→ How to complete this task: Every record, from the first line to the last, needs to be given again exactly.

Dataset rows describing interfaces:
- - - -

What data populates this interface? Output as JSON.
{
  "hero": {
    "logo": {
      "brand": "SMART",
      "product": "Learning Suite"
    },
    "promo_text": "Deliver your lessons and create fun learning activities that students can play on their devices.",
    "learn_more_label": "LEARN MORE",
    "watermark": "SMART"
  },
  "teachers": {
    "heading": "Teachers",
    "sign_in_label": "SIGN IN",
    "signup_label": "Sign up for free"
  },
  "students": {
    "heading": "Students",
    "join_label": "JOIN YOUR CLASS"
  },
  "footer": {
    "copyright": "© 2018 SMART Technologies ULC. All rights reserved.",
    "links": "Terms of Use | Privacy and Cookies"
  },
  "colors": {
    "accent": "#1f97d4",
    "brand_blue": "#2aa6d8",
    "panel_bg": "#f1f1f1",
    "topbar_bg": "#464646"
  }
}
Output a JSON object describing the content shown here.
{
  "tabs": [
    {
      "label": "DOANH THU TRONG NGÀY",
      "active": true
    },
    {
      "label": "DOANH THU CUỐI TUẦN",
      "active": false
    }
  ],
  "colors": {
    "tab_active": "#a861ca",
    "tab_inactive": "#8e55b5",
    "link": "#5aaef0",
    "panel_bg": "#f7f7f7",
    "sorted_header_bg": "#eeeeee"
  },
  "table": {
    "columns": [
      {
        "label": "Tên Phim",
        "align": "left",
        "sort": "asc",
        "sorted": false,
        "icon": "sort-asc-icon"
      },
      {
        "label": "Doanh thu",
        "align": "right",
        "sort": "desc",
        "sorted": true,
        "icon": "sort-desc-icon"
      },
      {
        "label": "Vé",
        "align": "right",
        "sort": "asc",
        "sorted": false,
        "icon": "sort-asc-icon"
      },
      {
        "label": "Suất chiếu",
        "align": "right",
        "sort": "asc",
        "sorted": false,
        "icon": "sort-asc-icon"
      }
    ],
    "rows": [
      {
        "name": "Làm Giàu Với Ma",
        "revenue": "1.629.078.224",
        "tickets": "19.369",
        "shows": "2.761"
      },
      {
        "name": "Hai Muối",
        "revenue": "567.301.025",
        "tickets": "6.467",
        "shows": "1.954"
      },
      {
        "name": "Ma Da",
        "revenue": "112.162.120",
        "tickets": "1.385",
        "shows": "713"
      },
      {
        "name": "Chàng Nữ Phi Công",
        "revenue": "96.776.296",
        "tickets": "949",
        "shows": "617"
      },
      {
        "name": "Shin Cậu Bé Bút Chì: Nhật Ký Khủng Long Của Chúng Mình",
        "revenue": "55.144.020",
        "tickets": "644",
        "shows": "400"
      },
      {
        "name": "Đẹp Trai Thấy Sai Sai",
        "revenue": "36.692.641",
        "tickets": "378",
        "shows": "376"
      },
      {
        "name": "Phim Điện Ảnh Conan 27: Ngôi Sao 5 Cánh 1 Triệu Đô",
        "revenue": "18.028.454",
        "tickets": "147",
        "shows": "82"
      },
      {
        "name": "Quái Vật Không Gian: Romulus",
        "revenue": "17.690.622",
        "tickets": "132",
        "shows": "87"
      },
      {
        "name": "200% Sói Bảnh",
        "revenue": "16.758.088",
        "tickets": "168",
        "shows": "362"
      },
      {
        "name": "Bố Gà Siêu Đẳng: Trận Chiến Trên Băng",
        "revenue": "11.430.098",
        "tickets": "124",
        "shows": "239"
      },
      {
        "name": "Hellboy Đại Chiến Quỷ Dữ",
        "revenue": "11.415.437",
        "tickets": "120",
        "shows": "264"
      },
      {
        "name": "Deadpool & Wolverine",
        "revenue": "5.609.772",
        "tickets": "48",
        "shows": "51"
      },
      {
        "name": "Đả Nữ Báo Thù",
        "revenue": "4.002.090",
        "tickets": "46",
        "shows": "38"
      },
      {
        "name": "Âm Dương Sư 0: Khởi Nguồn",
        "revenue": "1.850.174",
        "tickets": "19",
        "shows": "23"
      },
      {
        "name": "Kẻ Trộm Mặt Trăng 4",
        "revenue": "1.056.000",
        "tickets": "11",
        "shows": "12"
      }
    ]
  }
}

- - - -

→ Answer box:
What data populates this interface? Output as JSON.
{
  "hero": {
    "logo": {
      "brand": "SMART",
      "product": "Learning Suite"
    },
    "promo_text": "Deliver your lessons and create fun learning activities that students can play on their devices.",
    "learn_more_label": "LEARN MORE",
    "watermark": "SMART"
  },
  "teachers": {
    "heading": "Teachers",
    "sign_in_label": "SIGN IN",
    "signup_label": "Sign up for free"
  },
  "students": {
    "heading": "Students",
    "join_label": "JOIN YOUR CLASS"
  },
  "footer": {
    "copyright": "© 2018 SMART Technologies ULC. All rights reserved.",
    "links": "Terms of Use | Privacy and Cookies"
  },
  "colors": {
    "accent": "#1f97d4",
    "brand_blue": "#2aa6d8",
    "panel_bg": "#f1f1f1",
    "topbar_bg": "#464646"
  }
}
Output a JSON object describing the content shown here.
{
  "tabs": [
    {
      "label": "DOANH THU TRONG NGÀY",
      "active": true
    },
    {
      "label": "DOANH THU CUỐI TUẦN",
      "active": false
    }
  ],
  "colors": {
    "tab_active": "#a861ca",
    "tab_inactive": "#8e55b5",
    "link": "#5aaef0",
    "panel_bg": "#f7f7f7",
    "sorted_header_bg": "#eeeeee"
  },
  "table": {
    "columns": [
      {
        "label": "Tên Phim",
        "align": "left",
        "sort": "asc",
        "sorted": false,
        "icon": "sort-asc-icon"
      },
      {
        "label": "Doanh thu",
        "align": "right",
        "sort": "desc",
        "sorted": true,
        "icon": "sort-desc-icon"
      },
      {
        "label": "Vé",
        "align": "right",
        "sort": "asc",
        "sorted": false,
        "icon": "sort-asc-icon"
      },
      {
        "label": "Suất chiếu",
        "align": "right",
        "sort": "asc",
        "sorted": false,
        "icon": "sort-asc-icon"
      }
    ],
    "rows": [
      {
        "name": "Làm Giàu Với Ma",
        "revenue": "1.629.078.224",
        "tickets": "19.369",
        "shows": "2.761"
      },
      {
        "name": "Hai Muối",
        "revenue": "567.301.025",
        "tickets": "6.467",
        "shows": "1.954"
      },
      {
        "name": "Ma Da",
        "revenue": "112.162.120",
        "tickets": "1.385",
        "shows": "713"
      },
      {
        "name": "Chàng Nữ Phi Công",
        "revenue": "96.776.296",
        "tickets": "949",
        "shows": "617"
      },
      {
        "name": "Shin Cậu Bé Bút Chì: Nhật Ký Khủng Long Của Chúng Mình",
        "revenue": "55.144.020",
        "tickets": "644",
        "shows": "400"
      },
      {
        "name": "Đẹp Trai Thấy Sai Sai",
        "revenue": "36.692.641",
        "tickets": "378",
        "shows": "376"
      },
      {
        "name": "Phim Điện Ảnh Conan 27: Ngôi Sao 5 Cánh 1 Triệu Đô",
        "revenue": "18.028.454",
        "tickets": "147",
        "shows": "82"
      },
      {
        "name": "Quái Vật Không Gian: Romulus",
        "revenue": "17.690.622",
        "tickets": "132",
        "shows": "87"
      },
      {
        "name": "200% Sói Bảnh",
        "revenue": "16.758.088",
        "tickets": "168",
        "shows": "362"
      },
      {
        "name": "Bố Gà Siêu Đẳng: Trận Chiến Trên Băng",
        "revenue": "11.430.098",
        "tickets": "124",
        "shows": "239"
      },
      {
        "name": "Hellboy Đại Chiến Quỷ Dữ",
        "revenue": "11.415.437",
        "tickets": "120",
        "shows": "264"
      },
      {
        "name": "Deadpool & Wolverine",
        "revenue": "5.609.772",
        "tickets": "48",
        "shows": "51"
      },
      {
        "name": "Đả Nữ Báo Thù",
        "revenue": "4.002.090",
        "tickets": "46",
        "shows": "38"
      },
      {
        "name": "Âm Dương Sư 0: Khởi Nguồn",
        "revenue": "1.850.174",
        "tickets": "19",
        "shows": "23"
      },
      {
        "name": "Kẻ Trộm Mặt Trăng 4",
        "revenue": "1.056.000",
        "tickets": "11",
        "shows": "12"
      }
    ]
  }
}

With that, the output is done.